WHAT THE TASK ASKS: Write only the number of lines in the entries below that contain the string "true".

--- --- ---

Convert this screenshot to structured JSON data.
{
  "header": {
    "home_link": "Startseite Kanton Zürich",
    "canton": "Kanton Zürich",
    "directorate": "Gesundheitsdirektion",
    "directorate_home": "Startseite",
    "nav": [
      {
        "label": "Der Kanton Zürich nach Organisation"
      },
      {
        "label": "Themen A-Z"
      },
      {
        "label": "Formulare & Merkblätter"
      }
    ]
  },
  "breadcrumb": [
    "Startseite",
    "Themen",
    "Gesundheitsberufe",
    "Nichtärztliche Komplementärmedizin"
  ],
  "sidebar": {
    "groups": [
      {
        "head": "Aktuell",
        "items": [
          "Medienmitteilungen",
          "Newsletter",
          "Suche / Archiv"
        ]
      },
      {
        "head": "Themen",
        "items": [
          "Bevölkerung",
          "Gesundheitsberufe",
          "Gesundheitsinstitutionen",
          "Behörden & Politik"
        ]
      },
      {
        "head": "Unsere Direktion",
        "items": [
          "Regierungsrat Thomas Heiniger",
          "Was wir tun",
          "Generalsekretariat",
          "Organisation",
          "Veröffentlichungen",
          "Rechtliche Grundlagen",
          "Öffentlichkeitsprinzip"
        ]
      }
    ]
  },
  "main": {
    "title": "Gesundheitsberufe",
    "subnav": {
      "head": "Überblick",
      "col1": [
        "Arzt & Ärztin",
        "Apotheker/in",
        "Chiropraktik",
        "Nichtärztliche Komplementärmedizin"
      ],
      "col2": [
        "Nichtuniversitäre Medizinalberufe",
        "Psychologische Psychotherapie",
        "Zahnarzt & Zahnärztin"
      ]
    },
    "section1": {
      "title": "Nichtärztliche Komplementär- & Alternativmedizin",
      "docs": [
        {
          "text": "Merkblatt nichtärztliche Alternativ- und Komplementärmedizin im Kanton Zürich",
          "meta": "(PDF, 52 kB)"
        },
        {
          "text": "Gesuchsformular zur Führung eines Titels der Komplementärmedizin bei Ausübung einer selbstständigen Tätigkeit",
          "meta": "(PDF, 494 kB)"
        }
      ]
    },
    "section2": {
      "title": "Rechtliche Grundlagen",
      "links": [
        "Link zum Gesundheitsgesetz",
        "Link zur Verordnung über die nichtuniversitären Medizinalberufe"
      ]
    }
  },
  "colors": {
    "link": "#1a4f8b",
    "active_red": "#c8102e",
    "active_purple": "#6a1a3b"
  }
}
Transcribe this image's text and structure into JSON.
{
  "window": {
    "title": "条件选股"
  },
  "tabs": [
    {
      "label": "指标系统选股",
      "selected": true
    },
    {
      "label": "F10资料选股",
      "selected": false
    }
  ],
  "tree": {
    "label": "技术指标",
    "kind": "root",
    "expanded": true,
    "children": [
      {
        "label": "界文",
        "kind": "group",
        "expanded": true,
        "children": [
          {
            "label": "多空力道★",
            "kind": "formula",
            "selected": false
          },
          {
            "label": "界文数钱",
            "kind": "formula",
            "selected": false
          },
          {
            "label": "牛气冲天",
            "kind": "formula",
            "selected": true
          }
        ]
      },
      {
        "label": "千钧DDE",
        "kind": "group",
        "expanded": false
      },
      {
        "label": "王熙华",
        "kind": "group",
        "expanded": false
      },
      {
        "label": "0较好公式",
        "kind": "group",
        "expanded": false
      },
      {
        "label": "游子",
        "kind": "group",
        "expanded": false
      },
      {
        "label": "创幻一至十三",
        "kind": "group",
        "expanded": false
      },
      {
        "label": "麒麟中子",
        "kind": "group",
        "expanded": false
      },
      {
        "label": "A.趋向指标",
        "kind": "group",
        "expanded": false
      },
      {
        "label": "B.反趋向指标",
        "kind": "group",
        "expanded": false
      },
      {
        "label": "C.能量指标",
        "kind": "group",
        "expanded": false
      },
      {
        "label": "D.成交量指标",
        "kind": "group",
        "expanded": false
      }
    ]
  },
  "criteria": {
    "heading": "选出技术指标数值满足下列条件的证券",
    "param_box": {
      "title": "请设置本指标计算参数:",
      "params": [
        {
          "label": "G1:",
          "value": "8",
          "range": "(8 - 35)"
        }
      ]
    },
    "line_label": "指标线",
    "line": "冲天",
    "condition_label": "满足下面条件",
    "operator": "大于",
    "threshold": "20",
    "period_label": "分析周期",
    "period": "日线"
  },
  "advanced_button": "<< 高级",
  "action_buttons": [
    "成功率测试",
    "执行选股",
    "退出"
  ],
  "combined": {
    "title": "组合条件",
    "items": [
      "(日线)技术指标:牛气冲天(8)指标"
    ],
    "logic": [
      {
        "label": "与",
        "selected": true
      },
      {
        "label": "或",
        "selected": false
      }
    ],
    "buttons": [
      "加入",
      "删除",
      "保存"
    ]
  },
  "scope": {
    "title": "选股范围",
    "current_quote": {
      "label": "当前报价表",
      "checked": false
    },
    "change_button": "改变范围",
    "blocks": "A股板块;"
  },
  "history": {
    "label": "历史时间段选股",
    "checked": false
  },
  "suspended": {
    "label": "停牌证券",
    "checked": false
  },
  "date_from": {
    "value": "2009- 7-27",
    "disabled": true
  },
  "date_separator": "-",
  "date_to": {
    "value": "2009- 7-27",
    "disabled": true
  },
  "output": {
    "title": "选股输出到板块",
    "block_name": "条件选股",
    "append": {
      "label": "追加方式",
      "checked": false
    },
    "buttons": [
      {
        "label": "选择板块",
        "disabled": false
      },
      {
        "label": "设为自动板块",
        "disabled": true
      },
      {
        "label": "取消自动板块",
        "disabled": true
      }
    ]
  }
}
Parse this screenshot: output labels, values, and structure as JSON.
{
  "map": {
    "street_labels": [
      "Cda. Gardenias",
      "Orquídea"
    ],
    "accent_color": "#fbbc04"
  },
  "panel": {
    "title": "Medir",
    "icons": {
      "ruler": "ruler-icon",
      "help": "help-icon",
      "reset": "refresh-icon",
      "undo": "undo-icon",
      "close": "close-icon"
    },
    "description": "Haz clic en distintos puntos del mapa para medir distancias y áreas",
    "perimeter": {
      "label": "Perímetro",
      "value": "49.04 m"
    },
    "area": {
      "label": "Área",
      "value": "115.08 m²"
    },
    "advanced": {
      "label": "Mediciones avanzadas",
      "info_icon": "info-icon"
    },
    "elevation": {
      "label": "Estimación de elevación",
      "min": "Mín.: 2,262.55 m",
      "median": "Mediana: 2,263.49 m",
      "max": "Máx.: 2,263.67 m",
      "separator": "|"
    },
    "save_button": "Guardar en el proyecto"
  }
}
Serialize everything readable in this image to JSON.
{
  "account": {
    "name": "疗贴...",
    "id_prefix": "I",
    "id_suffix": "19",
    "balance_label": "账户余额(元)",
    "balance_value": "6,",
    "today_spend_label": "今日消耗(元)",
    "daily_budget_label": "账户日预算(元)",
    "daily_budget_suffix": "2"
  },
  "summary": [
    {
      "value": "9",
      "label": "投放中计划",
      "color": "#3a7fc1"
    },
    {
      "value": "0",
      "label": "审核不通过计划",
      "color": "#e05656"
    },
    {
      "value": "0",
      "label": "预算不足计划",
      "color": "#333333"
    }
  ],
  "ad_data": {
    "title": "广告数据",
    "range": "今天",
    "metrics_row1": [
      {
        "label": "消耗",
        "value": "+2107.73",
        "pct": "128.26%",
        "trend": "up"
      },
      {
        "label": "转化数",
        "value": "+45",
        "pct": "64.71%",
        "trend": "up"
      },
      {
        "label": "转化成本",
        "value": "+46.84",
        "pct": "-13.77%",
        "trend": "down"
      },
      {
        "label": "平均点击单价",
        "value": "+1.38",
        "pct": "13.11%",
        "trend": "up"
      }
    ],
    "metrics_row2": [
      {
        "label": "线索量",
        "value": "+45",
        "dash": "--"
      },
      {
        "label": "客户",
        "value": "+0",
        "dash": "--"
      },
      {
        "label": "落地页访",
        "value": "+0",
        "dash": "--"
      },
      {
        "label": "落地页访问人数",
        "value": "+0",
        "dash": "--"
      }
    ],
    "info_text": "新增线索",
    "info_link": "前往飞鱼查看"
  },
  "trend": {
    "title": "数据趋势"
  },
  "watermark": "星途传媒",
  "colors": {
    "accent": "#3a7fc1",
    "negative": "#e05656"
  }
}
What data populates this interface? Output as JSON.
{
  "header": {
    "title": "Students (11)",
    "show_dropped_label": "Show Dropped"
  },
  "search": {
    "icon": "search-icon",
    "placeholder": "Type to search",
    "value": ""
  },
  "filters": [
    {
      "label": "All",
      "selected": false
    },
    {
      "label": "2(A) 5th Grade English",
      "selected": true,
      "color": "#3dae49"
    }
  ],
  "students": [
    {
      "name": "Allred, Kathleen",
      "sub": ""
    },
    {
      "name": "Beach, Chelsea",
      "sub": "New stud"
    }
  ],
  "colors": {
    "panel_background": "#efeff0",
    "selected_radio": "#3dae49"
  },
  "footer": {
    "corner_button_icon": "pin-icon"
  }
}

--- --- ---

REPLY: 10